> PROMPT
The answer must be an exact restatement of all the data.

> SUPPLIED DATA
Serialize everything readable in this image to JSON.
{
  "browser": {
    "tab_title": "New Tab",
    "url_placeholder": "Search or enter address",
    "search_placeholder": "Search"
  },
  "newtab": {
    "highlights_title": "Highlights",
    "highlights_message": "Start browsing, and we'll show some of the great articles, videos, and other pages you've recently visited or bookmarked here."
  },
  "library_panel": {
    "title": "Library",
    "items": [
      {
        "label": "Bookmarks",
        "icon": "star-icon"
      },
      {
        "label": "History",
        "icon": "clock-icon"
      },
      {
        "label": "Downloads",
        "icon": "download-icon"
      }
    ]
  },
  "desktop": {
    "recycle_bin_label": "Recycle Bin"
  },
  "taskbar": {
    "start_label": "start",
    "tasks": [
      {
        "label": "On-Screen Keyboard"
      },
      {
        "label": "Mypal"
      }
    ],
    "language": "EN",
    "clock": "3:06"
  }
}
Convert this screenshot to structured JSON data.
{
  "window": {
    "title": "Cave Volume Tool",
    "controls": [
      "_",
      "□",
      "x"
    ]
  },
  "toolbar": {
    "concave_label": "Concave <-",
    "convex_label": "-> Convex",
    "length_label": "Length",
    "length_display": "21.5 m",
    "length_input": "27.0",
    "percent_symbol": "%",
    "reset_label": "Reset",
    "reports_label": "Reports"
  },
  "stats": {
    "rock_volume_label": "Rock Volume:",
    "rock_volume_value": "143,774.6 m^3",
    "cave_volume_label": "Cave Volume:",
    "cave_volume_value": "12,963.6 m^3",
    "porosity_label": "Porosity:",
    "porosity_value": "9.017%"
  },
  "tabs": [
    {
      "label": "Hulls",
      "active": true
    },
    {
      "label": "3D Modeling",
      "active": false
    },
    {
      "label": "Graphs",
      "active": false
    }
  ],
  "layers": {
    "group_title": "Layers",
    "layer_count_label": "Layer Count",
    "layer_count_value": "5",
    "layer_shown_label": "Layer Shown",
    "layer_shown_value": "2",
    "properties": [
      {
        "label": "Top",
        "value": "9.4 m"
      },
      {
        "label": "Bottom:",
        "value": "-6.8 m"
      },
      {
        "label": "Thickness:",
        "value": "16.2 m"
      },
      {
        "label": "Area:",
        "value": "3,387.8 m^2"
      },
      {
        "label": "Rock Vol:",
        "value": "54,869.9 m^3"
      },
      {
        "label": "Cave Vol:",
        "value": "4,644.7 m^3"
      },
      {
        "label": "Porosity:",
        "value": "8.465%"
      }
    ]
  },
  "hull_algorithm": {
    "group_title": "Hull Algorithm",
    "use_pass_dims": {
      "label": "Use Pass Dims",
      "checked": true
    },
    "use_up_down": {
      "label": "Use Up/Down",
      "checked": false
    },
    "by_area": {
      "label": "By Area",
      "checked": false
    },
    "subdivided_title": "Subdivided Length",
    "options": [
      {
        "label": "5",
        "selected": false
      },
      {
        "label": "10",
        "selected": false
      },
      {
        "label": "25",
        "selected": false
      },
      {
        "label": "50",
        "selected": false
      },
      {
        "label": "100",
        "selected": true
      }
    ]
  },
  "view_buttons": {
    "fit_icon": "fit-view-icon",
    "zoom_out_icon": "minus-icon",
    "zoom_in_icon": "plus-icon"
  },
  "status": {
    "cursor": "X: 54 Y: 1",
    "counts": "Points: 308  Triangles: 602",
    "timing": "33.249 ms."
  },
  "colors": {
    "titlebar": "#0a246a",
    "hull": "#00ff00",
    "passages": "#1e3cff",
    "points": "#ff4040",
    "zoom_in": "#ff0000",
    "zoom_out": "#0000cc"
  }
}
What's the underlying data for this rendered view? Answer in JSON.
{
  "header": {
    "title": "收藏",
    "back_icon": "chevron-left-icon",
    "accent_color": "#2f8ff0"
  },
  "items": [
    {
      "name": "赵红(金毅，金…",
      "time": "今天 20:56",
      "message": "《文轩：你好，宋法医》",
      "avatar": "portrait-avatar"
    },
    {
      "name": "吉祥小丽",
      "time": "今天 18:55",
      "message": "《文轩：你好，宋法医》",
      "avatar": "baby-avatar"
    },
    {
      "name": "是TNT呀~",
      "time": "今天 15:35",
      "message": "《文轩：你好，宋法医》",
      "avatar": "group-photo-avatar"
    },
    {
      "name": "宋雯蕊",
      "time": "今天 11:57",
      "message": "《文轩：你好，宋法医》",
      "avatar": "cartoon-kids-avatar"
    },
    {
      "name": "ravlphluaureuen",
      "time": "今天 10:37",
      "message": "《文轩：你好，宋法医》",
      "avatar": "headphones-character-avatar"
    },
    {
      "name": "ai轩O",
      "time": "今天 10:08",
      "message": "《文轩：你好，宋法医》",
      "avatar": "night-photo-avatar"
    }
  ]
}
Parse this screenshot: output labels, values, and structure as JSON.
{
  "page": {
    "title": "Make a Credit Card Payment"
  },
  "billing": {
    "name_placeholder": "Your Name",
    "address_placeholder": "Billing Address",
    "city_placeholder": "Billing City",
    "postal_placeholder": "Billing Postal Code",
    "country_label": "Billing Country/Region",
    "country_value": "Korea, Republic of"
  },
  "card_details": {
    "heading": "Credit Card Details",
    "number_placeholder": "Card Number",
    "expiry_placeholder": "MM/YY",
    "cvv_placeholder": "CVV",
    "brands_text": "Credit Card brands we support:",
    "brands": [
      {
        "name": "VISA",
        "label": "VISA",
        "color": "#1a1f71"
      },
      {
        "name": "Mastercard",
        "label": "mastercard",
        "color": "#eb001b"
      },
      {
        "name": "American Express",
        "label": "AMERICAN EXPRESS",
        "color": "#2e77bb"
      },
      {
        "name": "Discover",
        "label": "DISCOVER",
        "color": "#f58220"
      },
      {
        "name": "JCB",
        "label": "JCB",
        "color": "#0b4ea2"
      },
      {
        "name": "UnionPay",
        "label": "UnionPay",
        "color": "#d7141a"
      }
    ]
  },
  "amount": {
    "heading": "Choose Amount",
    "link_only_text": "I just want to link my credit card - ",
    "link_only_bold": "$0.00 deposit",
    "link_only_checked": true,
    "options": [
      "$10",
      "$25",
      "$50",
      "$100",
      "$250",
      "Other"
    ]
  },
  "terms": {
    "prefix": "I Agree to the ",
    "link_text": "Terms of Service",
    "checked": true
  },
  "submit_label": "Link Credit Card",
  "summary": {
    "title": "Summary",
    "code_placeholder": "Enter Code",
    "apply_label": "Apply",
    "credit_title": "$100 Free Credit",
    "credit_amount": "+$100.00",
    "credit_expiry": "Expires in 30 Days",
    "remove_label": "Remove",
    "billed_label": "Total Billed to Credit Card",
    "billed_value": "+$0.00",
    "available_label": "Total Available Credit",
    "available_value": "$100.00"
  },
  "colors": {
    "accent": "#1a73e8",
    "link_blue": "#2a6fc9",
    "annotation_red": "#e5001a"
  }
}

> EXPECTED ANSWER
Serialize everything readable in this image to JSON.
{
  "browser": {
    "tab_title": "New Tab",
    "url_placeholder": "Search or enter address",
    "search_placeholder": "Search"
  },
  "newtab": {
    "highlights_title": "Highlights",
    "highlights_message": "Start browsing, and we'll show some of the great articles, videos, and other pages you've recently visited or bookmarked here."
  },
  "library_panel": {
    "title": "Library",
    "items": [
      {
        "label": "Bookmarks",
        "icon": "star-icon"
      },
      {
        "label": "History",
        "icon": "clock-icon"
      },
      {
        "label": "Downloads",
        "icon": "download-icon"
      }
    ]
  },
  "desktop": {
    "recycle_bin_label": "Recycle Bin"
  },
  "taskbar": {
    "start_label": "start",
    "tasks": [
      {
        "label": "On-Screen Keyboard"
      },
      {
        "label": "Mypal"
      }
    ],
    "language": "EN",
    "clock": "3:06"
  }
}
Convert this screenshot to structured JSON data.
{
  "window": {
    "title": "Cave Volume Tool",
    "controls": [
      "_",
      "□",
      "x"
    ]
  },
  "toolbar": {
    "concave_label": "Concave <-",
    "convex_label": "-> Convex",
    "length_label": "Length",
    "length_display": "21.5 m",
    "length_input": "27.0",
    "percent_symbol": "%",
    "reset_label": "Reset",
    "reports_label": "Reports"
  },
  "stats": {
    "rock_volume_label": "Rock Volume:",
    "rock_volume_value": "143,774.6 m^3",
    "cave_volume_label": "Cave Volume:",
    "cave_volume_value": "12,963.6 m^3",
    "porosity_label": "Porosity:",
    "porosity_value": "9.017%"
  },
  "tabs": [
    {
      "label": "Hulls",
      "active": true
    },
    {
      "label": "3D Modeling",
      "active": false
    },
    {
      "label": "Graphs",
      "active": false
    }
  ],
  "layers": {
    "group_title": "Layers",
    "layer_count_label": "Layer Count",
    "layer_count_value": "5",
    "layer_shown_label": "Layer Shown",
    "layer_shown_value": "2",
    "properties": [
      {
        "label": "Top",
        "value": "9.4 m"
      },
      {
        "label": "Bottom:",
        "value": "-6.8 m"
      },
      {
        "label": "Thickness:",
        "value": "16.2 m"
      },
      {
        "label": "Area:",
        "value": "3,387.8 m^2"
      },
      {
        "label": "Rock Vol:",
        "value": "54,869.9 m^3"
      },
      {
        "label": "Cave Vol:",
        "value": "4,644.7 m^3"
      },
      {
        "label": "Porosity:",
        "value": "8.465%"
      }
    ]
  },
  "hull_algorithm": {
    "group_title": "Hull Algorithm",
    "use_pass_dims": {
      "label": "Use Pass Dims",
      "checked": true
    },
    "use_up_down": {
      "label": "Use Up/Down",
      "checked": false
    },
    "by_area": {
      "label": "By Area",
      "checked": false
    },
    "subdivided_title": "Subdivided Length",
    "options": [
      {
        "label": "5",
        "selected": false
      },
      {
        "label": "10",
        "selected": false
      },
      {
        "label": "25",
        "selected": false
      },
      {
        "label": "50",
        "selected": false
      },
      {
        "label": "100",
        "selected": true
      }
    ]
  },
  "view_buttons": {
    "fit_icon": "fit-view-icon",
    "zoom_out_icon": "minus-icon",
    "zoom_in_icon": "plus-icon"
  },
  "status": {
    "cursor": "X: 54 Y: 1",
    "counts": "Points: 308  Triangles: 602",
    "timing": "33.249 ms."
  },
  "colors": {
    "titlebar": "#0a246a",
    "hull": "#00ff00",
    "passages": "#1e3cff",
    "points": "#ff4040",
    "zoom_in": "#ff0000",
    "zoom_out": "#0000cc"
  }
}
What's the underlying data for this rendered view? Answer in JSON.
{
  "header": {
    "title": "收藏",
    "back_icon": "chevron-left-icon",
    "accent_color": "#2f8ff0"
  },
  "items": [
    {
      "name": "赵红(金毅，金…",
      "time": "今天 20:56",
      "message": "《文轩：你好，宋法医》",
      "avatar": "portrait-avatar"
    },
    {
      "name": "吉祥小丽",
      "time": "今天 18:55",
      "message": "《文轩：你好，宋法医》",
      "avatar": "baby-avatar"
    },
    {
      "name": "是TNT呀~",
      "time": "今天 15:35",
      "message": "《文轩：你好，宋法医》",
      "avatar": "group-photo-avatar"
    },
    {
      "name": "宋雯蕊",
      "time": "今天 11:57",
      "message": "《文轩：你好，宋法医》",
      "avatar": "cartoon-kids-avatar"
    },
    {
      "name": "ravlphluaureuen",
      "time": "今天 10:37",
      "message": "《文轩：你好，宋法医》",
      "avatar": "headphones-character-avatar"
    },
    {
      "name": "ai轩O",
      "time": "今天 10:08",
      "message": "《文轩：你好，宋法医》",
      "avatar": "night-photo-avatar"
    }
  ]
}
Parse this screenshot: output labels, values, and structure as JSON.
{
  "page": {
    "title": "Make a Credit Card Payment"
  },
  "billing": {
    "name_placeholder": "Your Name",
    "address_placeholder": "Billing Address",
    "city_placeholder": "Billing City",
    "postal_placeholder": "Billing Postal Code",
    "country_label": "Billing Country/Region",
    "country_value": "Korea, Republic of"
  },
  "card_details": {
    "heading": "Credit Card Details",
    "number_placeholder": "Card Number",
    "expiry_placeholder": "MM/YY",
    "cvv_placeholder": "CVV",
    "brands_text": "Credit Card brands we support:",
    "brands": [
      {
        "name": "VISA",
        "label": "VISA",
        "color": "#1a1f71"
      },
      {
        "name": "Mastercard",
        "label": "mastercard",
        "color": "#eb001b"
      },
      {
        "name": "American Express",
        "label": "AMERICAN EXPRESS",
        "color": "#2e77bb"
      },
      {
        "name": "Discover",
        "label": "DISCOVER",
        "color": "#f58220"
      },
      {
        "name": "JCB",
        "label": "JCB",
        "color": "#0b4ea2"
      },
      {
        "name": "UnionPay",
        "label": "UnionPay",
        "color": "#d7141a"
      }
    ]
  },
  "amount": {
    "heading": "Choose Amount",
    "link_only_text": "I just want to link my credit card - ",
    "link_only_bold": "$0.00 deposit",
    "link_only_checked": true,
    "options": [
      "$10",
      "$25",
      "$50",
      "$100",
      "$250",
      "Other"
    ]
  },
  "terms": {
    "prefix": "I Agree to the ",
    "link_text": "Terms of Service",
    "checked": true
  },
  "submit_label": "Link Credit Card",
  "summary": {
    "title": "Summary",
    "code_placeholder": "Enter Code",
    "apply_label": "Apply",
    "credit_title": "$100 Free Credit",
    "credit_amount": "+$100.00",
    "credit_expiry": "Expires in 30 Days",
    "remove_label": "Remove",
    "billed_label": "Total Billed to Credit Card",
    "billed_value": "+$0.00",
    "available_label": "Total Available Credit",
    "available_value": "$100.00"
  },
  "colors": {
    "accent": "#1a73e8",
    "link_blue": "#2a6fc9",
    "annotation_red": "#e5001a"
  }
}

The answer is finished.